This paper is concerned with estimating both TFP growth at the sectoral level, and the impact of institutional changes on the contribution of productivity changes in China's rural sectors at the aggregated level. A major question addressed in this paper is as to which factor has provided the link between productivity growth and reform in China's rural sectors. With a two-sector model, this paper identifies that removing institutional restrictions on intersectoral labour mobility has been instrumental in accelerating economic growth at the overall rural economy level. The major empirical findings, which support the theoretical expectations, are as follows: • There was significant total factor productivity growth in both the rural industrial sector and the agricultural sector during the reform period of 1980–1988. The TFP growth rate was faster in the rural industrial sector than in the agricultural sector. However, TFP growth was either stagnant or slow in the two sectors in 1989–1991, when an anti-market policy was introduced. • In addition to TFP growth at the sectoral level, an acceleration of overall rural economic growth during 1980–1988 was identified. This resulted from the increasing labour productivity at the aggregated level, caused by the institutional changes that induced reallocation of labour from the low-productivity agricultural sector to the high-productivity rural industrial sector. • Due to anti-market policy changes, institutional factors were found to have produced a negative effect on productivity growth and economic growth in 1989–1992, at the aggregated level.
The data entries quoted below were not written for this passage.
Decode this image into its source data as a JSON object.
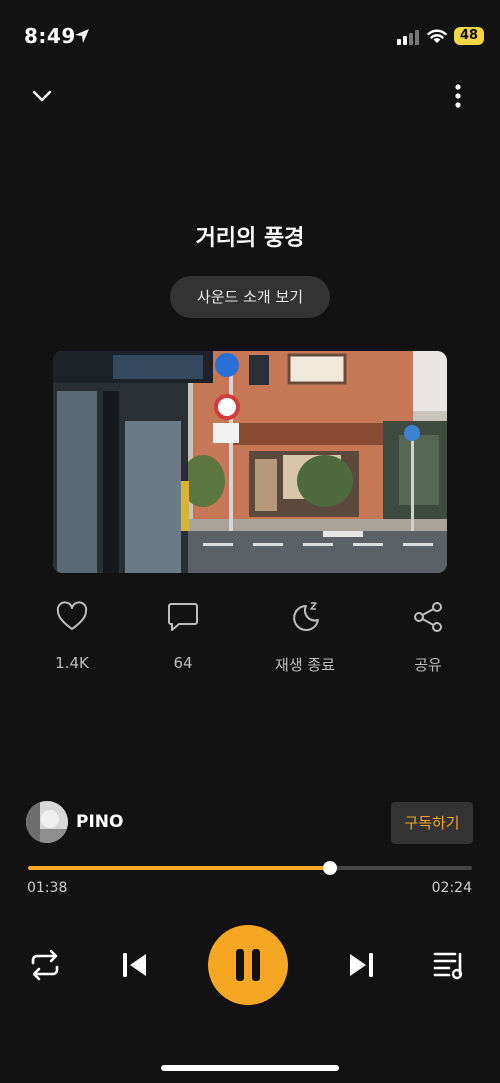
{
  "status": {
    "time": "8:49",
    "battery": "48"
  },
  "track": {
    "title": "거리의 풍경",
    "intro_button": "사운드 소개 보기"
  },
  "actions": {
    "like": {
      "label": "1.4K",
      "icon": "heart-icon"
    },
    "comment": {
      "label": "64",
      "icon": "comment-icon"
    },
    "sleep": {
      "label": "재생 종료",
      "icon": "moon-icon"
    },
    "share": {
      "label": "공유",
      "icon": "share-icon"
    }
  },
  "artist": {
    "name": "PINO",
    "subscribe_label": "구독하기"
  },
  "player": {
    "current_time": "01:38",
    "total_time": "02:24",
    "progress": 0.68,
    "state": "playing"
  },
  "colors": {
    "accent": "#f5a623",
    "background": "#121212",
    "button_bg": "#333333"
  }
}
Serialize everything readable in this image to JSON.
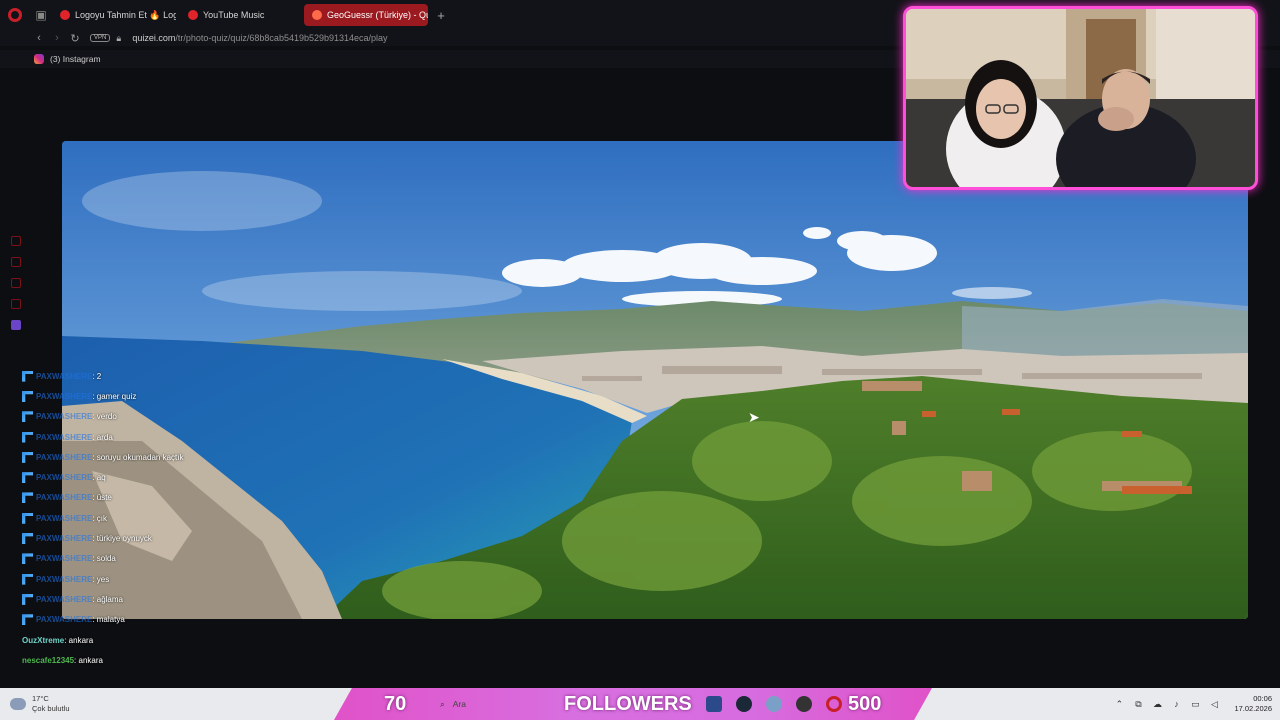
{
  "browser": {
    "tabs": [
      {
        "label": "Logoyu Tahmin Et 🔥 Log",
        "favicon_color": "#e0242a",
        "active": false
      },
      {
        "label": "YouTube Music",
        "favicon_color": "#e0242a",
        "active": false
      },
      {
        "label": "GeoGuessr (Türkiye) - Qui",
        "favicon_color": "#e0242a",
        "active": true
      }
    ],
    "new_tab": "+",
    "vpn_label": "VPN",
    "url_host": "quizei.com",
    "url_path": "/tr/photo-quiz/quiz/68b8cab5419b529b91314eca/play",
    "bookmark": "(3) Instagram"
  },
  "chat": {
    "messages": [
      {
        "user": "PAXWASHERE",
        "text": ": 2"
      },
      {
        "user": "PAXWASHERE",
        "text": ": gamer quiz"
      },
      {
        "user": "PAXWASHERE",
        "text": ": verdo"
      },
      {
        "user": "PAXWASHERE",
        "text": ": arda"
      },
      {
        "user": "PAXWASHERE",
        "text": ": soruyu okumadan kaçtık"
      },
      {
        "user": "PAXWASHERE",
        "text": ": aq"
      },
      {
        "user": "PAXWASHERE",
        "text": ": üste"
      },
      {
        "user": "PAXWASHERE",
        "text": ": çık"
      },
      {
        "user": "PAXWASHERE",
        "text": ": türkiye oynuyck"
      },
      {
        "user": "PAXWASHERE",
        "text": ": solda"
      },
      {
        "user": "PAXWASHERE",
        "text": ": yes"
      },
      {
        "user": "PAXWASHERE",
        "text": ": ağlama"
      },
      {
        "user": "PAXWASHERE",
        "text": ": malatya"
      }
    ],
    "plain_messages": [
      {
        "user": "OuzXtreme",
        "text": ": ankara"
      },
      {
        "user": "nescafe12345",
        "text": ": ankara"
      }
    ]
  },
  "overlay": {
    "left_count": "70",
    "label": "FOLLOWERS",
    "right_count": "500"
  },
  "taskbar": {
    "weather_temp": "17°C",
    "weather_desc": "Çok bulutlu",
    "search_placeholder": "Ara",
    "time": "00:06",
    "date": "17.02.2026"
  }
}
This effect in 1992 could be a time lag, since the central policy was redirected to market-orientation in 1992.